As part of the Full Disclosure policy analysis series, Blease Research surveys leading variable and variable universal life upper market insurers twice per year.
The charts in this report are an excerpt of our latest findings on products for sale in April, as well as those released on May 1, when many variable products’ prospectuses are released.
Full Disclosures findings reveal that even amid a slowdown in sales at many companies due to fallout from declining equity subaccount returns, insurers are busily adding new policies to differentiate themselves from others in the market.
These excerpts of illustrated values are designed to show how companies are illustrating their products in the marketplace, and provide an overview of the specific strengths each brings to market.
Variable life illustrated values (the majority in this report are built on a universal life chassis) are based on a Male Age 40 paying a $3,000 annual premium and a $250,000 policy. If our specified premium of $3,000 is too low to illustrate the policy for this age and face amount, the policies are blended with term insurance, if available. The class specified is best nonsmoker as long as the class represents at least 15% of the contract issued of each policy.
Companies were asked to employ a 10% gross crediting rate that is then net of average fund expenses. Not all companies use the same averaging method.

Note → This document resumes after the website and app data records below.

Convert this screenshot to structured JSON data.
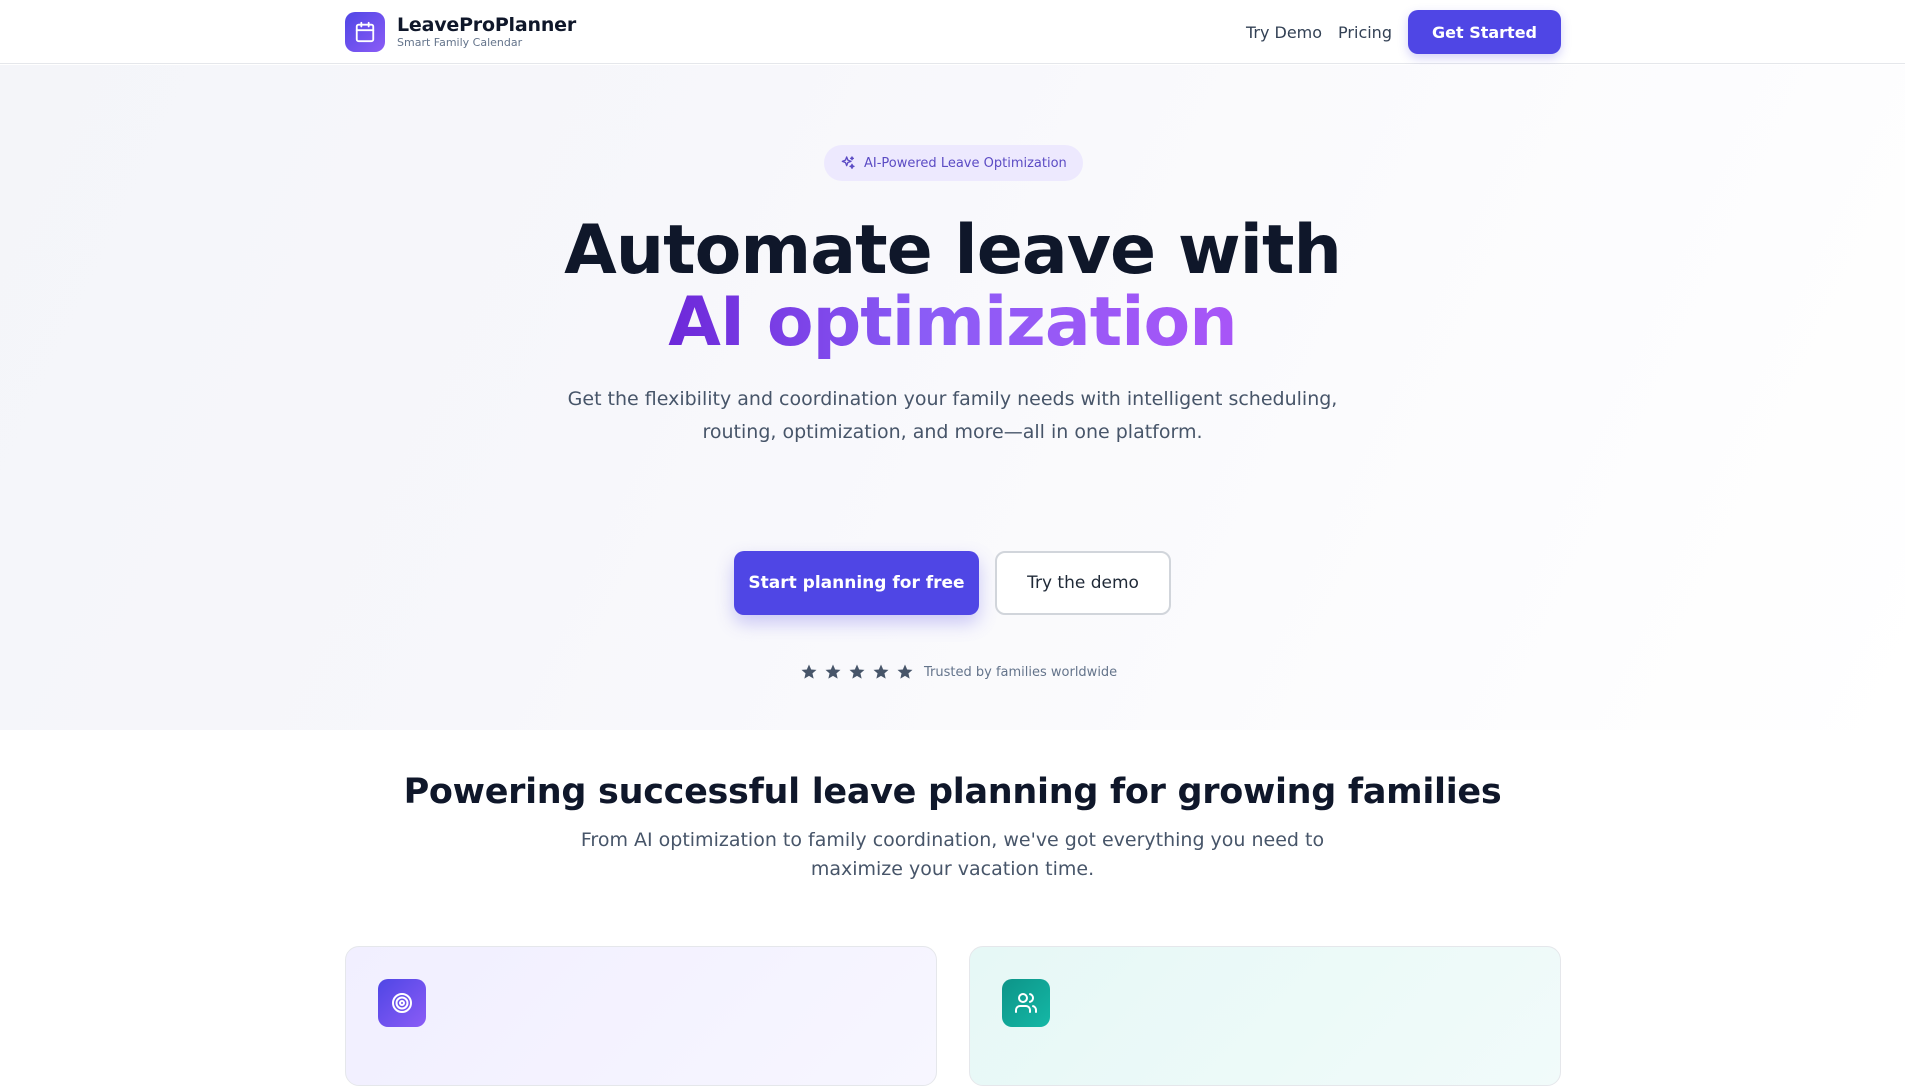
{
  "brand": {
    "name": "LeaveProPlanner",
    "tagline": "Smart Family Calendar"
  },
  "nav": {
    "links": [
      "Try Demo",
      "Pricing"
    ],
    "cta": "Get Started"
  },
  "hero": {
    "badge": "AI-Powered Leave Optimization",
    "title_line1": "Automate leave with",
    "title_line2": "AI optimization",
    "subtitle_line1": "Get the flexibility and coordination your family needs with intelligent scheduling,",
    "subtitle_line2": "routing, optimization, and more—all in one platform.",
    "primary_button": "Start planning for free",
    "secondary_button": "Try the demo",
    "rating_stars": 5,
    "trust_text": "Trusted by families worldwide"
  },
  "features": {
    "title": "Powering successful leave planning for growing families",
    "subtitle_line1": "From AI optimization to family coordination, we've got everything you need to",
    "subtitle_line2": "maximize your vacation time.",
    "cards": [
      {
        "icon": "target-icon"
      },
      {
        "icon": "users-icon"
      }
    ]
  },
  "colors": {
    "primary": "#4f46e5",
    "accent_purple": "#8b5cf6",
    "teal": "#14b8a6",
    "text_dark": "#0f172a",
    "text_muted": "#475569"
  }
}
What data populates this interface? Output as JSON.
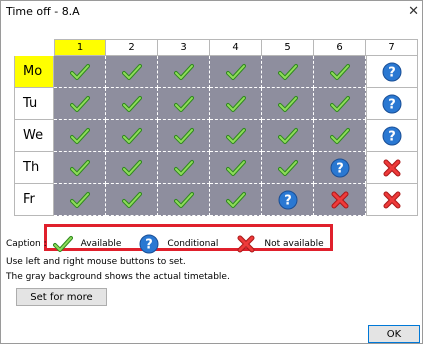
{
  "window": {
    "title": "Time off - 8.A",
    "close_glyph": "✕"
  },
  "columns": [
    {
      "label": "1",
      "active": true
    },
    {
      "label": "2",
      "active": false
    },
    {
      "label": "3",
      "active": false
    },
    {
      "label": "4",
      "active": false
    },
    {
      "label": "5",
      "active": false
    },
    {
      "label": "6",
      "active": false
    },
    {
      "label": "7",
      "active": false
    }
  ],
  "rows": [
    {
      "label": "Mo",
      "active": true,
      "cells": [
        "available",
        "available",
        "available",
        "available",
        "available",
        "available",
        "conditional"
      ]
    },
    {
      "label": "Tu",
      "active": false,
      "cells": [
        "available",
        "available",
        "available",
        "available",
        "available",
        "available",
        "conditional"
      ]
    },
    {
      "label": "We",
      "active": false,
      "cells": [
        "available",
        "available",
        "available",
        "available",
        "available",
        "available",
        "conditional"
      ]
    },
    {
      "label": "Th",
      "active": false,
      "cells": [
        "available",
        "available",
        "available",
        "available",
        "available",
        "conditional",
        "not-available"
      ]
    },
    {
      "label": "Fr",
      "active": false,
      "cells": [
        "available",
        "available",
        "available",
        "available",
        "conditional",
        "not-available",
        "not-available"
      ]
    }
  ],
  "timetable_gray_columns": 6,
  "caption": {
    "label": "Caption :",
    "available": "Available",
    "conditional": "Conditional",
    "not_available": "Not available"
  },
  "info": {
    "line1": "Use left and right mouse buttons to set.",
    "line2": "The gray background shows the actual timetable."
  },
  "buttons": {
    "set_for_more": "Set for more",
    "ok": "OK"
  },
  "colors": {
    "highlight": "#ffff00",
    "timetable_gray": "#8e8e9e",
    "annotation_red": "#e0202c"
  }
}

Some use a regular arithmetic average and others weight the average according to assets allocated to the various investment options available under each policy.
The death benefit type is level; however, a column is included with a true increasing death benefit for each policy.
Internal rates of return (IRRs) indicate which products are designed to be more efficient in producing cash values or death benefits, or are an all-around solution. The IRR can be applied to cash values as well as death benefits, and we have chosen to measure both at a policy duration of 30 years.